Harvard librarian Hester Thursby knows that even in the digital age, people still need help finding things. Using her research skills, Hester runs a side business tracking down the lost. Usually, she’s hired to find long-ago prom dates or to reunite adopted children and birth parents. Her new case is finding the handsome and charismatic Sam Blaine.

Sam has no desire to be found. As a teenager, he fled his small New Hampshire town with his friend, Gabe, after a haunting incident. For a dozen years, Sam and Gabe have traveled the country, reinventing themselves as they move from one mark to another. Sam has learned how trusting wealthy people can be—especially the lonely ones—as he expertly manipulates his way into their lives and homes. In Wendy Richards, the beautiful, fabulously rich daughter of one of Boston’s most influential families, he’s found the perfect way to infiltrate the milieu in which he knows he belongs—a world of Brooks Brothers suits, Nantucket summers, and effortless glamour.

As Hester’s investigation closes in on their brutal truth, the bond between Sam and Gabe is tested and Hester unknowingly jeopardizes her own safety. While Gabe has pinned all his desperate hopes of a normal life on Hester, Sam wants her out of the way for good. And Gabe has always done what Sam asks . . .

Advance Praise For Edwin Hill And Little Comfort

“Fast-paced and riveting . . . takes off from the opening pages and never lets up. Don’t miss this can’t-put-down debut.” –Carla Neggers, New York Times bestselling author

“In his compelling debut, Edwin Hill spins layer upon layer of intrigue as Hester Thursby, in the business of finding people who don’t want to be found, takes on a job that turns out to be far more surprising and dangerous than she bargained for. This smart, complex, and suspenseful New England thriller will keep you turning pages far into the night.” –Jessica Treadway, author of Lacy Eye and How Will I Know You?

“Compellingly plotted and compulsively readable, Little Comfort will leave you a little uncomfortable in the best of ways. Hester Thursby, its powerhouse protagonist, is tough, intriguingly flawed and complex. Edwin Hill’s first effort is certain to be among the year’s best debuts.” –John Keyse-Walker, author of Beach, Breeze, Bloodshed

“A chilling mix of envy, deceit, and murder. Everyone is lying about something in this tense, stylish debut novel. . . . [It] will have you frantically turning pages until the final, breathless climax.” –Joanna Schaffhausen, author of The Vanishing Season

Little Comfort isn’t just the arrival of a fantastic new book, but also marks the emergence of a spectacular writer to watch. This story had me hooked from the first chapter, and my nails bitten to the nub before I was halfway through. Watch out! Little Comfort delivers just what the title promises.” –Bracken MacLeod, author of Stranded and 13 Views of the Suicide Woods

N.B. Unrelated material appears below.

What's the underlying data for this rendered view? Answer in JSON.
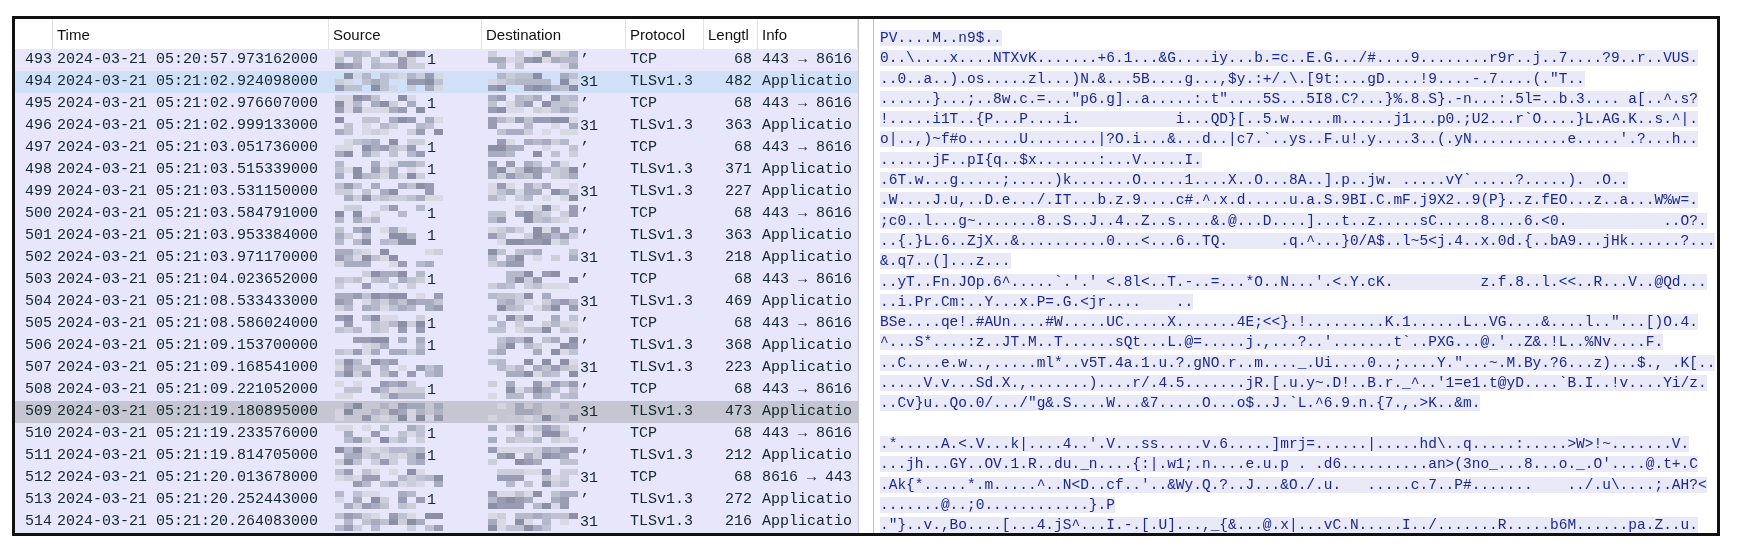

“Spectacular . . . this book is deftly crafted and its terrifying conclusion stayed with me long after I finished reading. Don’t miss this one!” –Maggie Barbieri, author of Once Upon a Lie